But she could not say how many foreigners were buying Australian homes illegally.
And when asked about negative gearing, Ms O’Dwyer said she had no problem with the practice.
“I don’t see there being any need to actually change those rules [on negative gearing],” Ms O’Dwyer said.
“There are lots of unintended consequences that flow from changing rules such as negative gearing.”
But Mr Eslake said on Tuesday that negative gearing was a greater problem for rising house prices than foreign investment.
In the absence of reliable and detailed information on the extent of foreign investment in Australia, it was “almost impossible” to know how much Chinese investors – and investors from any other country – were investing in local real estate, he said, he said.
The Grattan Institute says negative gearing costs the federal government $2.4 billion a year, and there is “little justification for it”.
But Grattan Institute chief executive John Daley said Australia’s planning policies have the biggest impact on house prices – much bigger than foreign investment or the tax regime.
“The numbers on foreign investment are very difficult to gather, but it certainly looks as though they are not the major source of investment in Australian housing,” Mr Daley said.
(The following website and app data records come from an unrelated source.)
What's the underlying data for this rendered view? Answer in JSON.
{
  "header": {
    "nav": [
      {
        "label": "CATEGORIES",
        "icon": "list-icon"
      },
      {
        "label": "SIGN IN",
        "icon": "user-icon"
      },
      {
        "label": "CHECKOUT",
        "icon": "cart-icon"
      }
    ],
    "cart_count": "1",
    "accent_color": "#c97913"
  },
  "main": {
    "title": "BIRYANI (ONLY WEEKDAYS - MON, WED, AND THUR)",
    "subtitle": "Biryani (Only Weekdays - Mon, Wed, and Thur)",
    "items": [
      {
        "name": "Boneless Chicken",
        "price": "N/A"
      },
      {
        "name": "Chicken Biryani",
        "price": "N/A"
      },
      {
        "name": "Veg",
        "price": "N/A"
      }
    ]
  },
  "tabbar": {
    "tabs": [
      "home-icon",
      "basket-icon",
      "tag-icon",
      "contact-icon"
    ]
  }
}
“The essential problem is that land prices are very high, and land high prices are very high because land is a scarce resource and we’re making it much more scarce by making it very difficult to subdivide it.”